WHAT TO WORK ON → Read the records below and copy each line that contains "data".

SUPPLIED RECORDS →
# # #

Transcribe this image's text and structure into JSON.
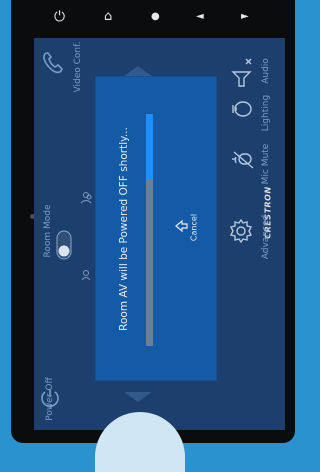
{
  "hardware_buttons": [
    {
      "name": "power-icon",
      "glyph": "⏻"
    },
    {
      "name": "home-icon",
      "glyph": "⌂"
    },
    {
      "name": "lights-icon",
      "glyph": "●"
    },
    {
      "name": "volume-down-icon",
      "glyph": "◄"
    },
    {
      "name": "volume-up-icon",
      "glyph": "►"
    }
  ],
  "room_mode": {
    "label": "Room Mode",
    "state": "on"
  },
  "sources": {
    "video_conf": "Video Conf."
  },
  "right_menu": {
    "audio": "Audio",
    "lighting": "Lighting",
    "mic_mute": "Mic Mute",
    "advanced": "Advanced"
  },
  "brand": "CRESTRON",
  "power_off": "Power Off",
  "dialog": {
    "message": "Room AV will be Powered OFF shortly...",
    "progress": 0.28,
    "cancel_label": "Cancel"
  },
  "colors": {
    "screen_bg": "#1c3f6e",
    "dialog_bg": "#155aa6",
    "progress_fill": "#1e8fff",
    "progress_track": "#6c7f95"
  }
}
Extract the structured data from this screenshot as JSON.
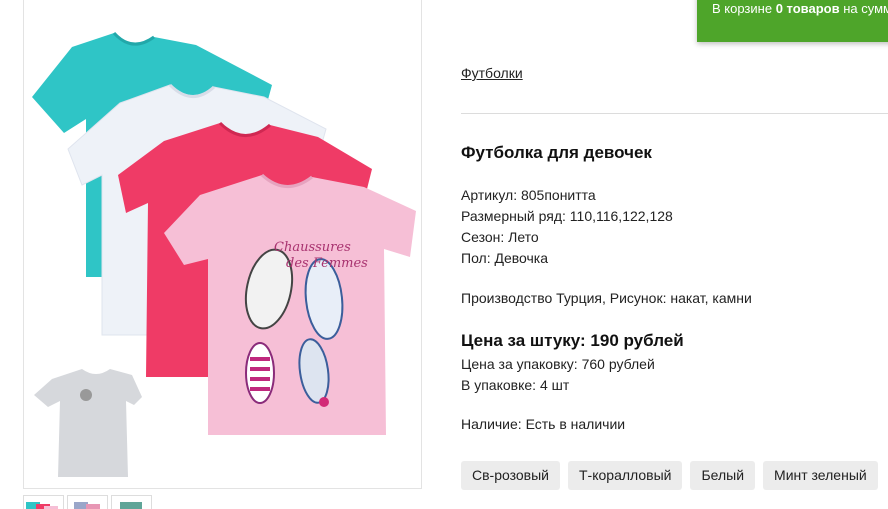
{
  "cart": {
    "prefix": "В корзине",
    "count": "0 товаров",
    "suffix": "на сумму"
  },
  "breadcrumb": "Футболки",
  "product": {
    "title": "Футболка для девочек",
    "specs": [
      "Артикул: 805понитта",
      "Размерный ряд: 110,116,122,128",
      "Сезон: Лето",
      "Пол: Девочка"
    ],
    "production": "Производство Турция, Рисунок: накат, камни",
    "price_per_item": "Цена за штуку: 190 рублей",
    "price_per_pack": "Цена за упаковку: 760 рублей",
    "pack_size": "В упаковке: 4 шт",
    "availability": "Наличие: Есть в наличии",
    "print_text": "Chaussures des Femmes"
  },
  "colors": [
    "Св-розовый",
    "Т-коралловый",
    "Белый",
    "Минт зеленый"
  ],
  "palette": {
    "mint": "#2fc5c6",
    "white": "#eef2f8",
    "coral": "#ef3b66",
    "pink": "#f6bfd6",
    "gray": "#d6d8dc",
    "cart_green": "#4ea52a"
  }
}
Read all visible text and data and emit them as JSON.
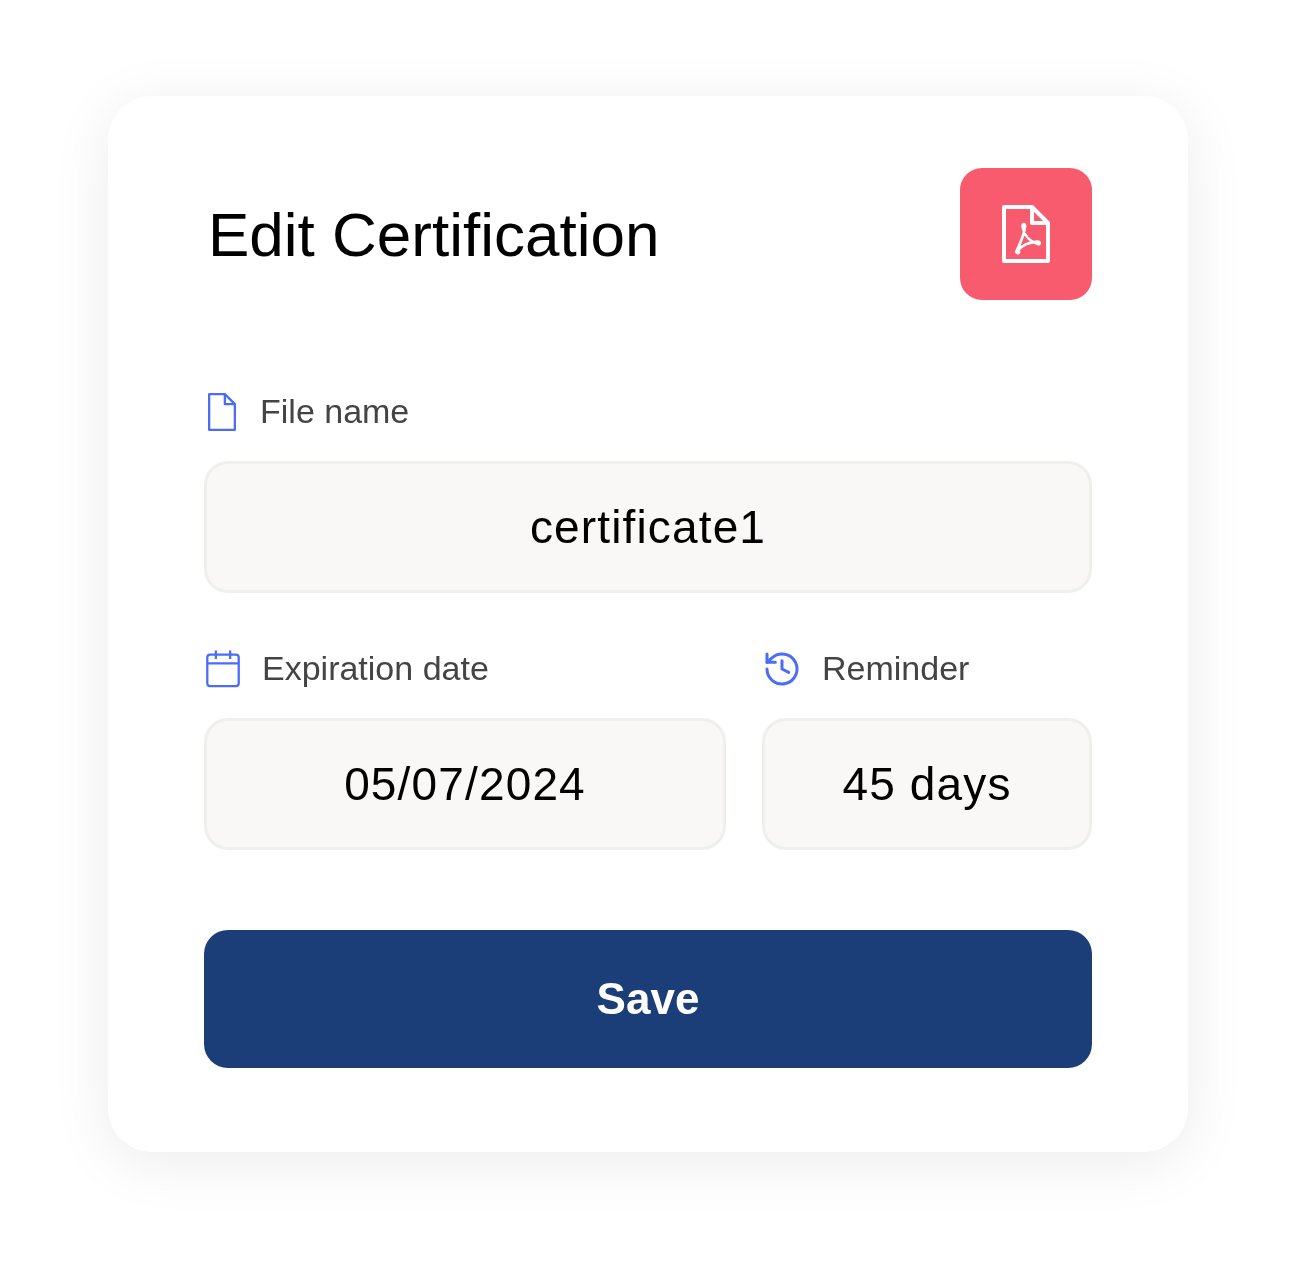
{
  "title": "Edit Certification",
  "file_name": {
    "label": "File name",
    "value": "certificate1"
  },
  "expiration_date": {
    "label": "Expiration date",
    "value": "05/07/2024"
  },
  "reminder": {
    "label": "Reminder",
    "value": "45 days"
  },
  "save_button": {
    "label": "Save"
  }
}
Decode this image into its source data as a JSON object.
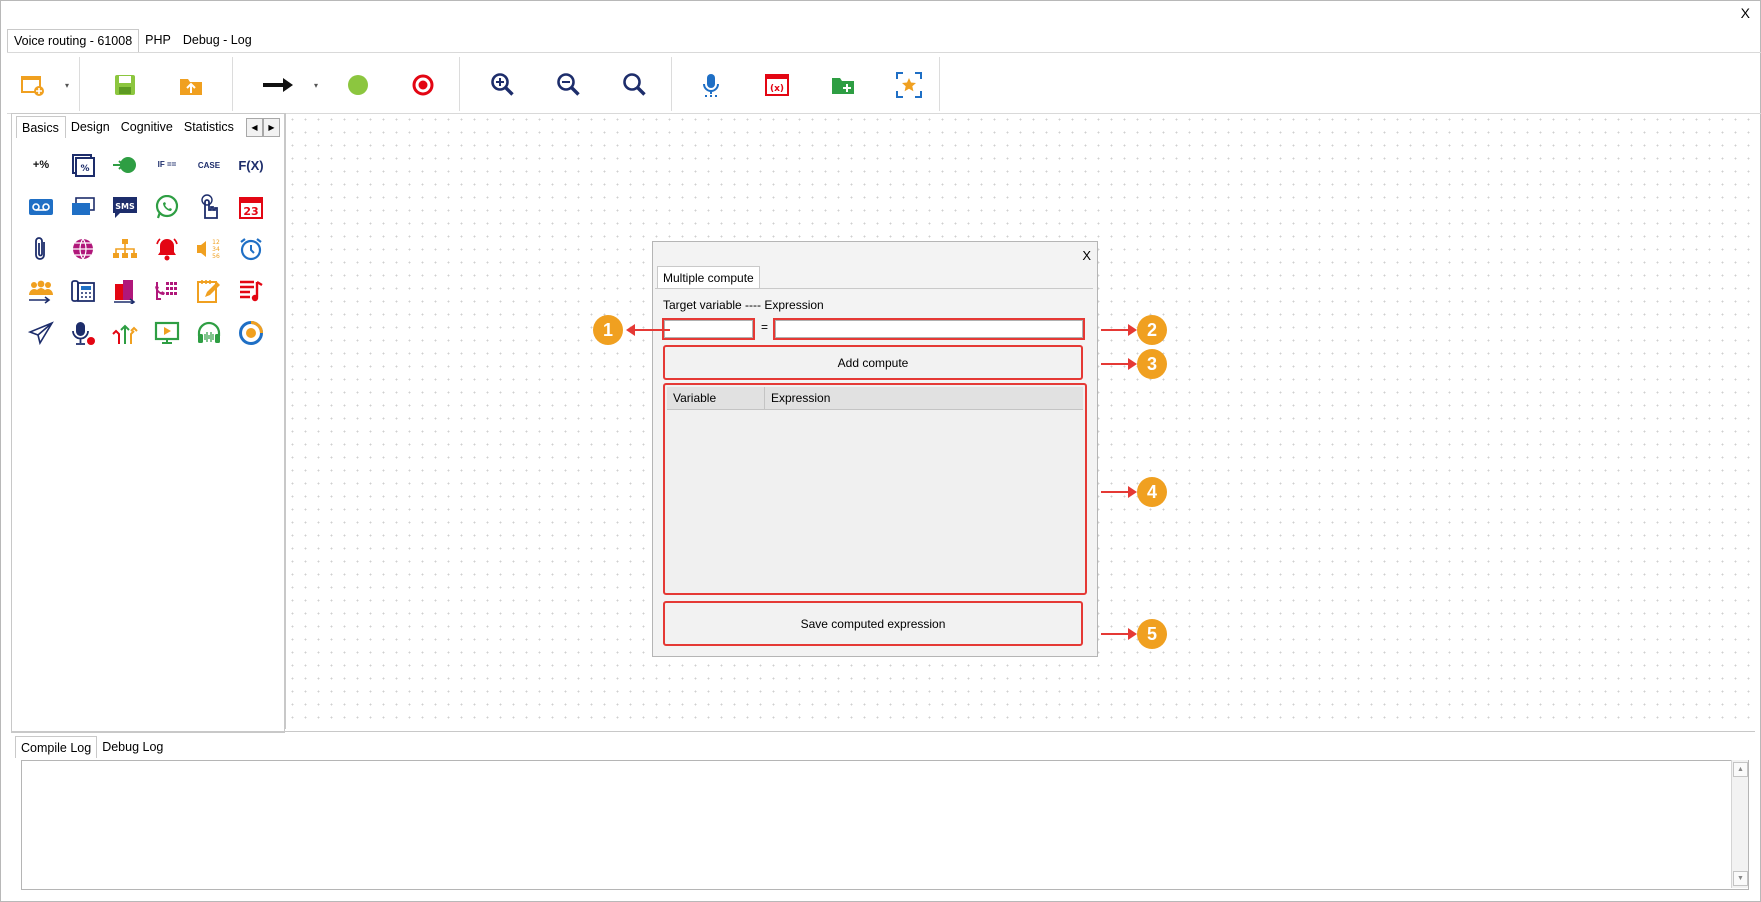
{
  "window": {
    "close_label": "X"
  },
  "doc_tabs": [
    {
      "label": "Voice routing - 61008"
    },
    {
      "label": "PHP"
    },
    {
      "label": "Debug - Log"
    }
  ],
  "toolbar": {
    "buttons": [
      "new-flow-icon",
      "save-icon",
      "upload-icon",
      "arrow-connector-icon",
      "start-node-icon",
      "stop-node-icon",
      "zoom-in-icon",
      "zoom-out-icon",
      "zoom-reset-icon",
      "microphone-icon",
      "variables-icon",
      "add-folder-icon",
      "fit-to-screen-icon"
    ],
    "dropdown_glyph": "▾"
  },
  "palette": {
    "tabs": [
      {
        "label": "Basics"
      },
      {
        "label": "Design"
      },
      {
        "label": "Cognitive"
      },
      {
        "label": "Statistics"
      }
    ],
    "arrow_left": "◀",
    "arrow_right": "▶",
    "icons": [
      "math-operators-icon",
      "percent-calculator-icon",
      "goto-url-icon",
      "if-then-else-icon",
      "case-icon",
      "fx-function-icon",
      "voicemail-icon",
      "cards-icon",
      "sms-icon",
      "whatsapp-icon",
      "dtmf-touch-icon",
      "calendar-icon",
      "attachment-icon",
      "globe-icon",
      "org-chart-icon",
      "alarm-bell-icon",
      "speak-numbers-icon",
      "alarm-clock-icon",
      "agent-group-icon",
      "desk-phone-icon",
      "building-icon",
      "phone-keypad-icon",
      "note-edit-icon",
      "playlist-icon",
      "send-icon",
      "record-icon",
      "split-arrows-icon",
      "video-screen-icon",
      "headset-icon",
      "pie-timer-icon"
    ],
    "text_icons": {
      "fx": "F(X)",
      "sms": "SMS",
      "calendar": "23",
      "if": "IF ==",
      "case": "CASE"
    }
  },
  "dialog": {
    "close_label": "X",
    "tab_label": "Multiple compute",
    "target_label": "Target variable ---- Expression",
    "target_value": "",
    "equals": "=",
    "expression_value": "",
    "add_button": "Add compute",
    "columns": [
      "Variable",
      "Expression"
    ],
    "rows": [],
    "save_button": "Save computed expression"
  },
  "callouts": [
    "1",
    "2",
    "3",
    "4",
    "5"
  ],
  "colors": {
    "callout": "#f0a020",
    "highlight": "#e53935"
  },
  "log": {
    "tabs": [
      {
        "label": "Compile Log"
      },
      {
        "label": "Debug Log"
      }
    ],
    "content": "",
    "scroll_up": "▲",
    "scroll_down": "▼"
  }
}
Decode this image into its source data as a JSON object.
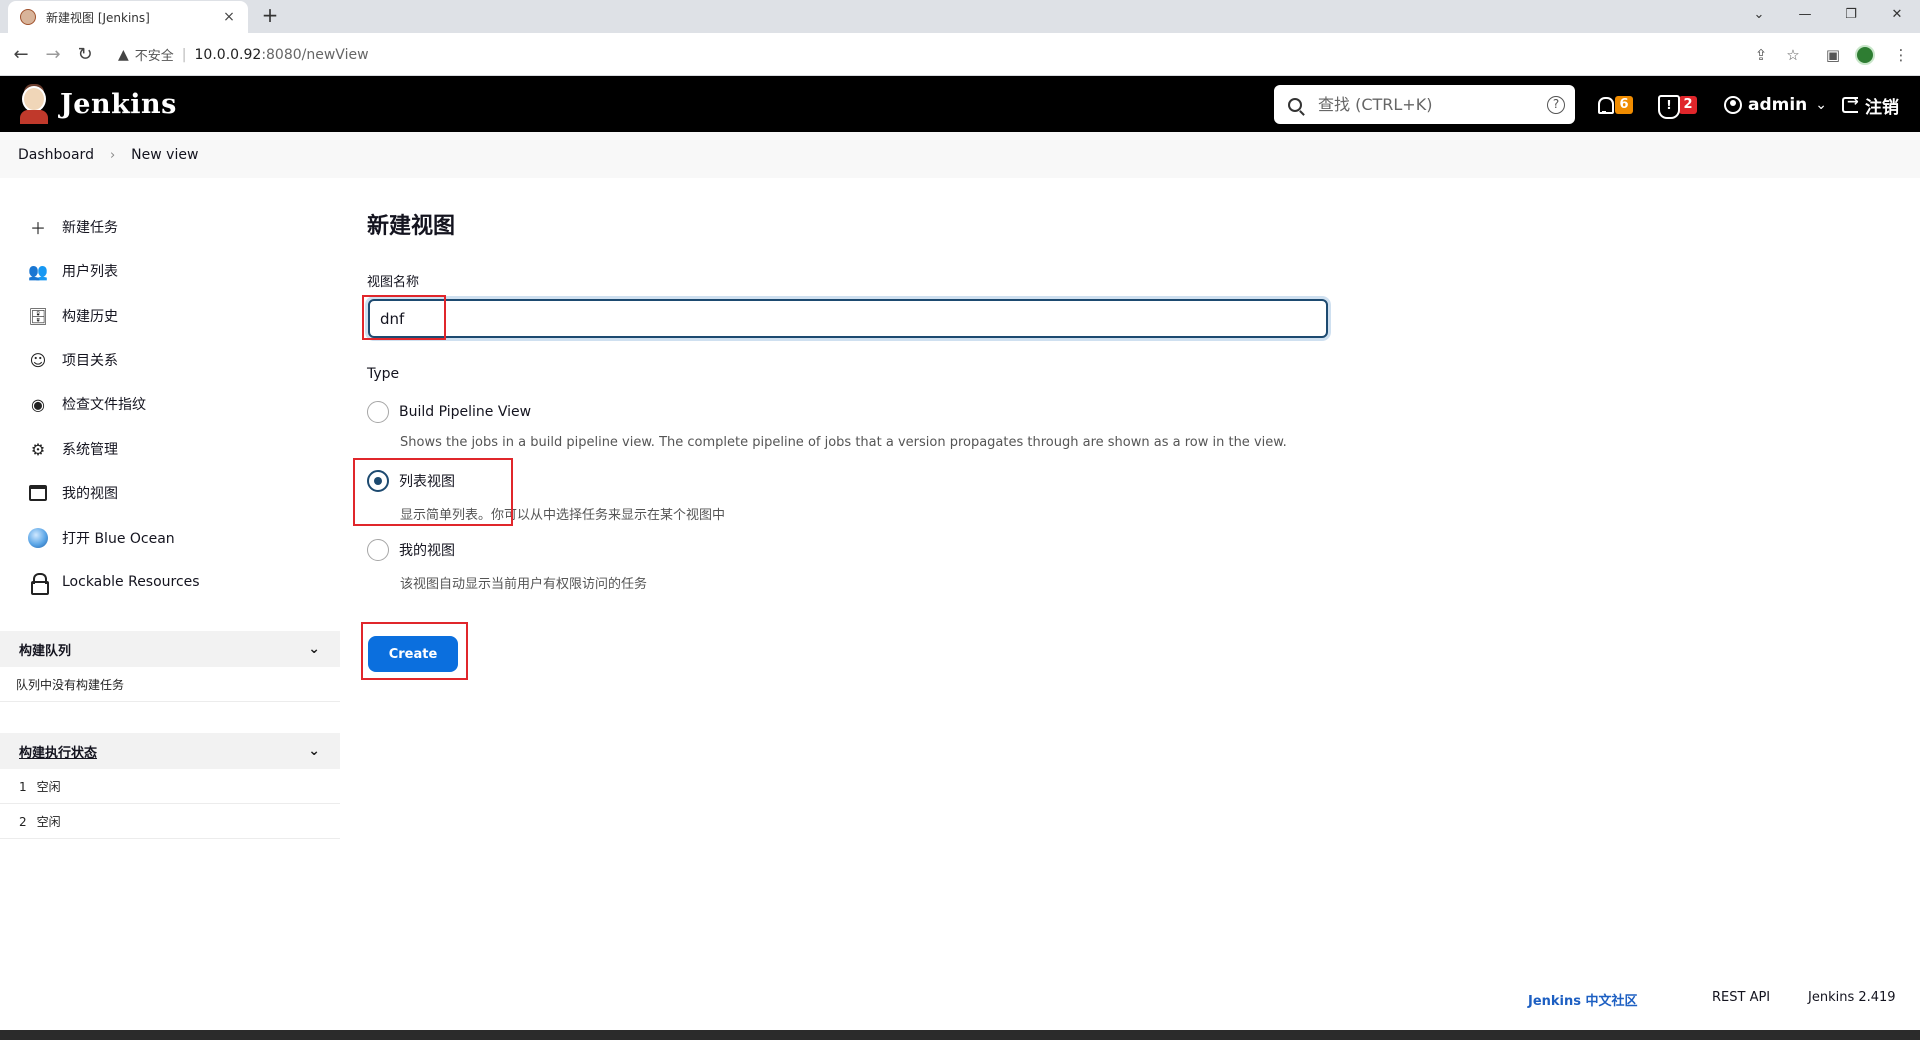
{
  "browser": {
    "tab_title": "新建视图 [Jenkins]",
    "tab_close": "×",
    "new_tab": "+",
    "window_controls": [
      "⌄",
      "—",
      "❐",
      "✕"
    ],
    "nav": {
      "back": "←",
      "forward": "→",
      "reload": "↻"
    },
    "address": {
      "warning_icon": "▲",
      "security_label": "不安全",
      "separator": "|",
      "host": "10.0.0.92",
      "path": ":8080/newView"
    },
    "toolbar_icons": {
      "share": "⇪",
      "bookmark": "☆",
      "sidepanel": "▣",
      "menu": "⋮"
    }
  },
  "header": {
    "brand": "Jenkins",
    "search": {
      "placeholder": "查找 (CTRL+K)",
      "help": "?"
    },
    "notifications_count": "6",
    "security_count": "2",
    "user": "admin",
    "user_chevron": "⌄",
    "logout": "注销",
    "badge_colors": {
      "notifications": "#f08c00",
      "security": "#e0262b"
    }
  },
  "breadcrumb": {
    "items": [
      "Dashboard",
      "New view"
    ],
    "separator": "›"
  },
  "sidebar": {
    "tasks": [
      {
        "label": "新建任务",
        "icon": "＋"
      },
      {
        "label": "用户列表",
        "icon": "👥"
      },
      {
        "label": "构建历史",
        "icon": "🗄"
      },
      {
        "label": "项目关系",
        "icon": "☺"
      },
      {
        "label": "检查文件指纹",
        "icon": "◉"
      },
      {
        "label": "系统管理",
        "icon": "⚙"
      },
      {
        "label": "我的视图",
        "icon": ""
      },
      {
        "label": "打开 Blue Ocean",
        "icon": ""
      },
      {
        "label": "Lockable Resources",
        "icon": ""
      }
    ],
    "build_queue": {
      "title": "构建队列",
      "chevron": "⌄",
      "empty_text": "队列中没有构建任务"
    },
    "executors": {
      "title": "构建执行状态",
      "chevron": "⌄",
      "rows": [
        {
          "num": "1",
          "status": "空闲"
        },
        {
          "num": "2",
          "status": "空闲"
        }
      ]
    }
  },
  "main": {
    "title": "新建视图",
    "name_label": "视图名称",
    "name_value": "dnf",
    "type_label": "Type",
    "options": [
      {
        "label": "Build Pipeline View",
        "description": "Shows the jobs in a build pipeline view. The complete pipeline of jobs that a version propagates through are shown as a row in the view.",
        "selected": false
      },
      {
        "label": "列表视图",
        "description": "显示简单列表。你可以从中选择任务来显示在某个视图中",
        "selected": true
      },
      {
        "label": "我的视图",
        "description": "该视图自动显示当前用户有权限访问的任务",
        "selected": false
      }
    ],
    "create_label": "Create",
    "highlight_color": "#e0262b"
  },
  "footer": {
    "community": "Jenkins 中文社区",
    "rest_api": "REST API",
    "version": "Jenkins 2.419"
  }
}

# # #

RESULT OF THE TASK →
Extract the structured data from this screenshot as JSON.
Read all visible text and data and emit them as JSON.
Decode this image into its source data as a JSON object.
Decode this image into its source data as a JSON object.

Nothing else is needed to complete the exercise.